Requirement
Report every line below that carries the word "this".

Stored dataset items
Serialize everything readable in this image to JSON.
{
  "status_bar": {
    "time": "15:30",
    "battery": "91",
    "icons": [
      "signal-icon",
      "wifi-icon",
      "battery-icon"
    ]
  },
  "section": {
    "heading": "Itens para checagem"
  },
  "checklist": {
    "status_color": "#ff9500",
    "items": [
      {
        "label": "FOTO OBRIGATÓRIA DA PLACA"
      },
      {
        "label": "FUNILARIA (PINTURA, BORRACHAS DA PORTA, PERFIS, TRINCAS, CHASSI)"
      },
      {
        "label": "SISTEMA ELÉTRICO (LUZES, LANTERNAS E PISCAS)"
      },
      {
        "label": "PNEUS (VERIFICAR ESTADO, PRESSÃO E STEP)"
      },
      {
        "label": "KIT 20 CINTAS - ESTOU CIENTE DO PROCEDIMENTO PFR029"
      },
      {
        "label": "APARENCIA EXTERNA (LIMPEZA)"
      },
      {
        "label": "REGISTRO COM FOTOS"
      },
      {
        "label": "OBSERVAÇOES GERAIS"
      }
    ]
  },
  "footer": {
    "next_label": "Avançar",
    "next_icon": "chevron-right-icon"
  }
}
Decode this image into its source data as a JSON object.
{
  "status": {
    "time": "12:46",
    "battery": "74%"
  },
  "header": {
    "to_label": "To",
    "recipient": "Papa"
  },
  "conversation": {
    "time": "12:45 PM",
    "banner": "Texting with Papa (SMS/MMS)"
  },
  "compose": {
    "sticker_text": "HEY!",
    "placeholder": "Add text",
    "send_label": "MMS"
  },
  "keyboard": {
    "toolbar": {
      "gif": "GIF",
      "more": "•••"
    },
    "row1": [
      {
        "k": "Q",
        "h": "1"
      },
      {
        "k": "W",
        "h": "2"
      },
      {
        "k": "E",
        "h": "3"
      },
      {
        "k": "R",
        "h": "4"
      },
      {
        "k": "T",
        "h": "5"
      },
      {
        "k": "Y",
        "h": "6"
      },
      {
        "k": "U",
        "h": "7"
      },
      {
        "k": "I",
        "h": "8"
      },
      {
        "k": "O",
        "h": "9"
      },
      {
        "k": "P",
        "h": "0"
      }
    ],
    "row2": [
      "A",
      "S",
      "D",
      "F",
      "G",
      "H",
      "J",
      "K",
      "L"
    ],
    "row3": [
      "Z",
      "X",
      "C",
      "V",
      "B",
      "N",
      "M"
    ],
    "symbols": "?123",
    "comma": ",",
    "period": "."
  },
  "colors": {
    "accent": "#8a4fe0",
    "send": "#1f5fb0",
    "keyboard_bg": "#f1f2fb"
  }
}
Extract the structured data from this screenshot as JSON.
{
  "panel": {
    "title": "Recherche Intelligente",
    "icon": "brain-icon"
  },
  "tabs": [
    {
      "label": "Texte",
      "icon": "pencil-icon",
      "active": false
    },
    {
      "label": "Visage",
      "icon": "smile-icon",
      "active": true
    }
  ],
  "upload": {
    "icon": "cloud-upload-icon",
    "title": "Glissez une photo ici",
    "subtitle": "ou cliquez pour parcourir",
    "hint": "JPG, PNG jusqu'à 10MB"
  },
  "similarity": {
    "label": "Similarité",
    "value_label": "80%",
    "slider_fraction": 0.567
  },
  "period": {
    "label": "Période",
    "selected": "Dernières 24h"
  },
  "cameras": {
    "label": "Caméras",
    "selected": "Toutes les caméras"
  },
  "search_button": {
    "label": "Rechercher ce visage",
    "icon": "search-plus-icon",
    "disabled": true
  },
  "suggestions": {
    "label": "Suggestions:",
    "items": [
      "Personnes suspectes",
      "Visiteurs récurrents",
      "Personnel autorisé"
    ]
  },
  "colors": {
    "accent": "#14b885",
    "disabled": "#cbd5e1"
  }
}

Response
Serialize everything readable in this image to JSON.
Decode this image into its source data as a JSON object.
Extract the structured data from this screenshot as JSON.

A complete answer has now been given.